Ansel Head’s first formal job was during his sixteenth summer. His father had taken him in an earlier year to a store opening in a nice neighborhood to run the cotton candy machine. Requiring little brain power, the task seemed appropriate to the non-superior boy’s intellect. The job was simple: Get more of the spun sugar on the paper cone than on the operator. But a cotton candy machine is tricky even in the best of environments; it is especially dangerous on hundred degree July days. Nevertheless, the young Head preserved his father’s confidence in him by getting 2/3rds of the cotton on the several hundred cones he gave away and only 1/3rd on himself. Although the pink food coloring used to enhance the candy’s appeal gave a cherrub like appearance to the boy’s bare arms, legs, and face, his proud paternal relatives brought him to their traditional Saturday night dinner in the private dining room at Joy Young’s.
Now that he was older, his education in the ways of business could proceed. On weekdays, Ansel Head would arise, have a breakfast prepared by Mary, then drive his father to the Hill Grocery warehouse on the south side of downtown Birmingham. The fifteen minute trip gave his father time to finish his Post Herald, the morning news paper; it was also his time to evaluate his boy’s skills for his upcoming driver’s test later that summer. Occasionally he would look over the top of his glasses to offer suggestions like “don’t get caught speeding” but generally he focused on his paper.
At 8:00 AM, they would arrive at the loading dock which serviced the produce department. Dented and rusted pickups, eighteen wheelers, and trucks of every size and description in between clogged the street waiting to unload their goods. Boxes of bananas, greens and peas of every kind, potatoes, carrots, corn, lettuce, and melons were everywhere. The concrete floors were sealed with a black sticky residue from years of crates, pecks and bushels being moved about by men walking behind electric pallet jacks. The same black film extended half way up the brick walls giving a dingy pallor to the place. But its odor, that musty smell of fresh and discarded vegetables and fruits combined with tobacco smoke and sweaty men in the hot summer air, was to the trainee the thing most recognizable and memorable. To people not born to the food business, that smell might be offensive, even repulsive. To Head, it had been part of his air since his first trip as a newborn to greet his father and grandfather’s employees, and he loved it.
By the time Head arrived in the mornings, most of the work had already been done; but as the owners’ prince, he was never confronted for not coming at 4:00 AM when the trucks taking the fresh produce to the stores were loaded and departed. His curriculum that summer was to learn practical things about produce and working men, not logistics. Although the course lacked McCallie’s rigor, the student was finding it useful and satisfying and well within his intellectual grasp.

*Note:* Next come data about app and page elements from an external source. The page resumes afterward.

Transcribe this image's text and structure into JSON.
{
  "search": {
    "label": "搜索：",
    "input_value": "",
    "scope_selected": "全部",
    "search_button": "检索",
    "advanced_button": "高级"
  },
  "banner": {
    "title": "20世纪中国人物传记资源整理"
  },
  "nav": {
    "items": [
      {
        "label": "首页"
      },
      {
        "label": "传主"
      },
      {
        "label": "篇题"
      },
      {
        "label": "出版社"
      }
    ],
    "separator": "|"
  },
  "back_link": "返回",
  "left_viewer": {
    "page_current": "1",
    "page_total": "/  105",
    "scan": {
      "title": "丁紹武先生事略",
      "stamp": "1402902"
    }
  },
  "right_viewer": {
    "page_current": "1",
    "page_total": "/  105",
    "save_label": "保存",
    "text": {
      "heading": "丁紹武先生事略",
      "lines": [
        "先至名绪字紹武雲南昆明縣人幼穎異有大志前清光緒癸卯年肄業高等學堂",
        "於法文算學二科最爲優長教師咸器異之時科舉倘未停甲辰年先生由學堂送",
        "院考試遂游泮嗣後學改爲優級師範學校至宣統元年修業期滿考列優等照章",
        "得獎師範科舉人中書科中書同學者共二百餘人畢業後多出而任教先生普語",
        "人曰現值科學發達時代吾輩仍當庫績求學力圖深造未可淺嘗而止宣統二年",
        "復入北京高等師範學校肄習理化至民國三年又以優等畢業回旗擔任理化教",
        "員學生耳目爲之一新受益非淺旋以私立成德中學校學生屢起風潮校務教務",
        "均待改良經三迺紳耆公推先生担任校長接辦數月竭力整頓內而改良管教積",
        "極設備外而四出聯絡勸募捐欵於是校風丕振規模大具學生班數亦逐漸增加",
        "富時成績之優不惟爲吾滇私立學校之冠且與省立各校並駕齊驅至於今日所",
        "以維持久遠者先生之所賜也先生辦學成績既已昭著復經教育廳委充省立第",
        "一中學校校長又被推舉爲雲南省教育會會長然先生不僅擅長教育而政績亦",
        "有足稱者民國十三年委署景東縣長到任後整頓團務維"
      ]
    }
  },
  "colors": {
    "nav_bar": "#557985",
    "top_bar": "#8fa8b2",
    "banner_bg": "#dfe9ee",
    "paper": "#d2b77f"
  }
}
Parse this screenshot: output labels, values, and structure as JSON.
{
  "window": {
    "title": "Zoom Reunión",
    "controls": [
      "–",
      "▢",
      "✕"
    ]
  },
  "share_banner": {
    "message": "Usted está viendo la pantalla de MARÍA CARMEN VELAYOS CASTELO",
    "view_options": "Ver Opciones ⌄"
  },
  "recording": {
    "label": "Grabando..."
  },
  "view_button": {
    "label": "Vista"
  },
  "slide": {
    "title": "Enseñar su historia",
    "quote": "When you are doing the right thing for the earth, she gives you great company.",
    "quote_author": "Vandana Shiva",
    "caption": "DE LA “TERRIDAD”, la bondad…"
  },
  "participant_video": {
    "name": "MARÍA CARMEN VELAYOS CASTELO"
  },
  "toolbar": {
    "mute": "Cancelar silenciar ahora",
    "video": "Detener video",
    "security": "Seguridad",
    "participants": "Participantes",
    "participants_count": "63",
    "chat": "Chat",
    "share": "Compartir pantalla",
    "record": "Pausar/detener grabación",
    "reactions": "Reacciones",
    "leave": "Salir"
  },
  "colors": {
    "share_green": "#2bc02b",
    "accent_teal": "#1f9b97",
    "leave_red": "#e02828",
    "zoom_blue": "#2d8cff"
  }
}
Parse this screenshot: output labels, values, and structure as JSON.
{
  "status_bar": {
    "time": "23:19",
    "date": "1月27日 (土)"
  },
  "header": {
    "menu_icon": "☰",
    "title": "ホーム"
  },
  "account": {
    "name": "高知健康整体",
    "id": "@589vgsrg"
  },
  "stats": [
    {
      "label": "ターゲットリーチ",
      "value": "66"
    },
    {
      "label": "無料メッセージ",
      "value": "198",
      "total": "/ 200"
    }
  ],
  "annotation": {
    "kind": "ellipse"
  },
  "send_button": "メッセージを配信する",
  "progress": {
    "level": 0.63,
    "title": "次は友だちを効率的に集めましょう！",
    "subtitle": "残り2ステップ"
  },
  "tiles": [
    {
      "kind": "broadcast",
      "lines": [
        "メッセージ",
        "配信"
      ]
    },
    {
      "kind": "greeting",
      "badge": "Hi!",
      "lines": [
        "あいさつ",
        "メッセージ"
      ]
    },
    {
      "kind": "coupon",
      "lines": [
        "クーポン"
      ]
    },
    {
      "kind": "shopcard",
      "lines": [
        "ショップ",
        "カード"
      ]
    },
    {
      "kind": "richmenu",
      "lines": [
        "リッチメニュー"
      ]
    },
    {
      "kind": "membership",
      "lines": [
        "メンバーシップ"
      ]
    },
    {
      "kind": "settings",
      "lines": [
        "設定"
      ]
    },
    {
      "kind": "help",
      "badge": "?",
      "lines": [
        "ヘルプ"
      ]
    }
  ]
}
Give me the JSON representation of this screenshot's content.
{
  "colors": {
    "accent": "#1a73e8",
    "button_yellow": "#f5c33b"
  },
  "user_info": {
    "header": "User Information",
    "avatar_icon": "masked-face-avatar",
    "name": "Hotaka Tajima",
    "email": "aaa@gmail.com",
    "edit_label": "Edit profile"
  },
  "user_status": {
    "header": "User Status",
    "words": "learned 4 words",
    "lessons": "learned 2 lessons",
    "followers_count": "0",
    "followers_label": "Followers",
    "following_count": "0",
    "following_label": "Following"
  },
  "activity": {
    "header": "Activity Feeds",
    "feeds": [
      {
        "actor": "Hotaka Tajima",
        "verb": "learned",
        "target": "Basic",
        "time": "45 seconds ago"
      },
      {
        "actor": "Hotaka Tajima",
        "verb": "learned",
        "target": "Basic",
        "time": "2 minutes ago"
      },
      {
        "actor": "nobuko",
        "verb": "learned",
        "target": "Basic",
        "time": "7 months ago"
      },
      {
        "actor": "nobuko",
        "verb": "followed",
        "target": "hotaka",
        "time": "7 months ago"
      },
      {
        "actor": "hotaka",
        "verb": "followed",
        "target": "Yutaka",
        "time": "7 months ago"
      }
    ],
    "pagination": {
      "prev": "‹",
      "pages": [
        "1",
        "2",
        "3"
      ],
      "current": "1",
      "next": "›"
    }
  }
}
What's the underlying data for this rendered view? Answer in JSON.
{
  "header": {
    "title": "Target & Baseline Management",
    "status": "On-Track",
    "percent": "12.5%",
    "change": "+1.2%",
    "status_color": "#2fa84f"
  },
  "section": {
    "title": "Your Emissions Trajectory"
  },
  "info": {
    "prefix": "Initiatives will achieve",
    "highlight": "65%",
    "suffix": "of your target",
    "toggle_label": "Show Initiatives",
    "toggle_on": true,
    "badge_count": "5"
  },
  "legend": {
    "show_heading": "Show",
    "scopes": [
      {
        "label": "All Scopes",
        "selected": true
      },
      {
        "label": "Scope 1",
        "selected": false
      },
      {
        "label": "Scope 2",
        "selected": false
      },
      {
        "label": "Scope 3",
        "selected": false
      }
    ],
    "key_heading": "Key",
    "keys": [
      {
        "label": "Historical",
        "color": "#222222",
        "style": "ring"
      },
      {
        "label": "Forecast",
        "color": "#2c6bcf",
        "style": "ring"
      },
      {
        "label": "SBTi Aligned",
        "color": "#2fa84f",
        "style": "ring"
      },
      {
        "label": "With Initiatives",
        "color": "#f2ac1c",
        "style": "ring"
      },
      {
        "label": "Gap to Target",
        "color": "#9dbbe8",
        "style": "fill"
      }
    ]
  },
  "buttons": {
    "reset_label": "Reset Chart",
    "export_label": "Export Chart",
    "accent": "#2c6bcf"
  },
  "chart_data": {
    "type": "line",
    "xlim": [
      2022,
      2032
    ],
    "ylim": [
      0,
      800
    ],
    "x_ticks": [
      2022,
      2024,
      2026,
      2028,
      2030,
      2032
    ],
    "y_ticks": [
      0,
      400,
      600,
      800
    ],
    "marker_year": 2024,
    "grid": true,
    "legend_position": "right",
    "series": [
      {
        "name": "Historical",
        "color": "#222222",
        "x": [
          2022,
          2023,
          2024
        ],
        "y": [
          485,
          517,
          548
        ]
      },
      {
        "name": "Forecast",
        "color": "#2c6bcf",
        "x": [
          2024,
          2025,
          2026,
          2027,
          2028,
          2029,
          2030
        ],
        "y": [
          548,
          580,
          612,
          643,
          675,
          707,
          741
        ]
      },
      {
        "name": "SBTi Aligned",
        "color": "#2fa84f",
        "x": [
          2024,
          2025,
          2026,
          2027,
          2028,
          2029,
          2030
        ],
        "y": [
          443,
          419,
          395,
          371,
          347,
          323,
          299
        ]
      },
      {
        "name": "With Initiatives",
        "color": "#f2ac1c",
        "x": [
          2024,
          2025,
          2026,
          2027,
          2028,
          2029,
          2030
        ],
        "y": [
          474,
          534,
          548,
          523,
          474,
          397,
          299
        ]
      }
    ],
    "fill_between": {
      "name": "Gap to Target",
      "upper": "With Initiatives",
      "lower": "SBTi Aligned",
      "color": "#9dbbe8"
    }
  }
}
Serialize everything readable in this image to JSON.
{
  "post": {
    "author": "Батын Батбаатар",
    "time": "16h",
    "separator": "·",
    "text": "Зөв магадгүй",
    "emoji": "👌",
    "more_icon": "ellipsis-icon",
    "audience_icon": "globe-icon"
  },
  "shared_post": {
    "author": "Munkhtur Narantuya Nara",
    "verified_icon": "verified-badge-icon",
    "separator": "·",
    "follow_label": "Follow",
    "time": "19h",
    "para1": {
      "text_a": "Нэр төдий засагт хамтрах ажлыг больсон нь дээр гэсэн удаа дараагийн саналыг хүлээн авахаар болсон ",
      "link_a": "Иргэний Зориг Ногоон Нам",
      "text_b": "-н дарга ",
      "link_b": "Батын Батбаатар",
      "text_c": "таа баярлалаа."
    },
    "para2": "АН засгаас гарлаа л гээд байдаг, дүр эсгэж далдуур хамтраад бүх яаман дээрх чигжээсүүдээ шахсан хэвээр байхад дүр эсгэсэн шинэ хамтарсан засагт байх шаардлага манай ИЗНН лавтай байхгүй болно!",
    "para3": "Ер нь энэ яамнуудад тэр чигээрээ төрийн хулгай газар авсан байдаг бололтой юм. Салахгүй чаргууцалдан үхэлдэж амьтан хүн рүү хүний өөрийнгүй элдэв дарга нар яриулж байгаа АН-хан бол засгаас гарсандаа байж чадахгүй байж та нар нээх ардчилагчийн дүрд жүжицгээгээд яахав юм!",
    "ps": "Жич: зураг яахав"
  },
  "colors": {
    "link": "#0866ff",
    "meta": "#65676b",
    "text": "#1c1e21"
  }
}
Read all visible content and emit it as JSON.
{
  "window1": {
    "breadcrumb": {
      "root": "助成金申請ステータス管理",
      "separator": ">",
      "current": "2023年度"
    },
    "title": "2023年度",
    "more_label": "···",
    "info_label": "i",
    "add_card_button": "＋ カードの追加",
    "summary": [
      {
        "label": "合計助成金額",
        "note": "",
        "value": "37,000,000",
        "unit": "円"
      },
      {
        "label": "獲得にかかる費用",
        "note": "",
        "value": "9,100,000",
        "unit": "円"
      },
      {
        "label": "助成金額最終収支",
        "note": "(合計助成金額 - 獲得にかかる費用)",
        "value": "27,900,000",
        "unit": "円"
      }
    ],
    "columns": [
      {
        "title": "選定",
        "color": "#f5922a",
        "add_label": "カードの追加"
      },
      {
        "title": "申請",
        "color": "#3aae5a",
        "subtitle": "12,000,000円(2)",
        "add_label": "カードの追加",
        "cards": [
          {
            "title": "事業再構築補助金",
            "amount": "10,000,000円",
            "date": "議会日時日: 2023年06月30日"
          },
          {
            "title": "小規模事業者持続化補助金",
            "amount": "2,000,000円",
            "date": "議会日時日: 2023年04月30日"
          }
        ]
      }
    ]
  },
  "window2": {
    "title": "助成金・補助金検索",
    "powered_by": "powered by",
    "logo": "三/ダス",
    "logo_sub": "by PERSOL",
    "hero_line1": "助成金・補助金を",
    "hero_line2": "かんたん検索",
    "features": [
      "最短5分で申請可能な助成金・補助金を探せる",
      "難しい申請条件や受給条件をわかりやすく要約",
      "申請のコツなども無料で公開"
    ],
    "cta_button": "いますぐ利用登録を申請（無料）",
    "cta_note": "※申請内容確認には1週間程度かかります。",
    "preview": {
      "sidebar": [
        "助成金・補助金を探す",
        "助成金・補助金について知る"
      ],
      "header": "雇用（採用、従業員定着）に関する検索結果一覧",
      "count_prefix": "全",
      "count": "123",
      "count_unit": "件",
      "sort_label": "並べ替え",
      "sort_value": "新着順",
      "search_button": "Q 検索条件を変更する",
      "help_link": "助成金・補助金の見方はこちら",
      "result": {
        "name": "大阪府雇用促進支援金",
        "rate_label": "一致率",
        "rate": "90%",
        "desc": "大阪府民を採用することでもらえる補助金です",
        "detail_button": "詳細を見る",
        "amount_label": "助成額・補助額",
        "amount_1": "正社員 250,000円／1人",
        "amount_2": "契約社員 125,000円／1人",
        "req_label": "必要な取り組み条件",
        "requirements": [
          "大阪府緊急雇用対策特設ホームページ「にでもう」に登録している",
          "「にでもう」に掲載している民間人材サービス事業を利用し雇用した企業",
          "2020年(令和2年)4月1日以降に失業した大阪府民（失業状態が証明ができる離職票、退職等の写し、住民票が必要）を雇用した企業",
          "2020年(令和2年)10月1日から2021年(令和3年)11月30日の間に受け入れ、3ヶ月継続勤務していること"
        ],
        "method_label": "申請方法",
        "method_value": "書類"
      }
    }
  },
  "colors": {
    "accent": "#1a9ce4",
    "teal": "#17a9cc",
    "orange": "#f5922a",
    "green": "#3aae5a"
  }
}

His duties started in the produce office, a one room wooden structure built inside the warehouse next to large, open doors leading to the loading dock; through dirty windows, the produce manager maintained control of the people and goods moving about outside his air conditioned command post.
Head would take his place at an aged and severally abused wooden table containing several telephones, black ashtrays with reddish brown pockmarks covered in grey ash, and 11 x 17 tablets of produce ordering forms. The learning station was always ready for the prince’s arrival: pencils were sharpened and neatly organized in coffee stained mugs, fresh blue carbon paper had been carefully inserted between the top and bottom two copies of the ordering tablets, and his tutor George with an unpronounceable Greek surname was waiting patiently in one of the mismatched chairs.
At appointed times, store managers called in orders for the next day. Head recorded their needs, making certain he pressed the pencils hard to give clear numbers on back copies. His tutor watched carefully to prevent store managers from ordering things that would be unavailable. The produce manager remained close at hand to protect the novice from making mistakes that would cause chaos in the next morning’s routines.
Following his morning scribe class, he would join his grandfather, great uncle, and father in a dark blue Cadillac for lunch at his favorite place, Ollie’s for barbeque and cherry pie, or at their favorite, Miss Bibb’s for vegetables and rice pudding. No one objected when he departed before all thirty-five produce orders had come in.
In the afternoon, approved truck farmers would bring in the fruits and vegetables they had picked that morning. A Hill Grocery man had to confirm the quality and that duty fell upon the trainee. He would crawl into the front of a truck filled with watermelons, burrow down towards the bottom – that’s where they would hide the bad ones – pull out a likely sample, cut it open, and eat it. It was the only way to tell if the goods were acceptable. He had to repeat the ordeal with farmers bringing cantaloupes, honey dew melons, peaches, sweet potatoes, and all kinds of berries. He prided himself on how well he performed.
His grandfather and great uncle sold Hill Grocery to Winn Dixie in late July of that summer. Head was unceremoniously laid off without severance. He had lost the best job he would ever hold.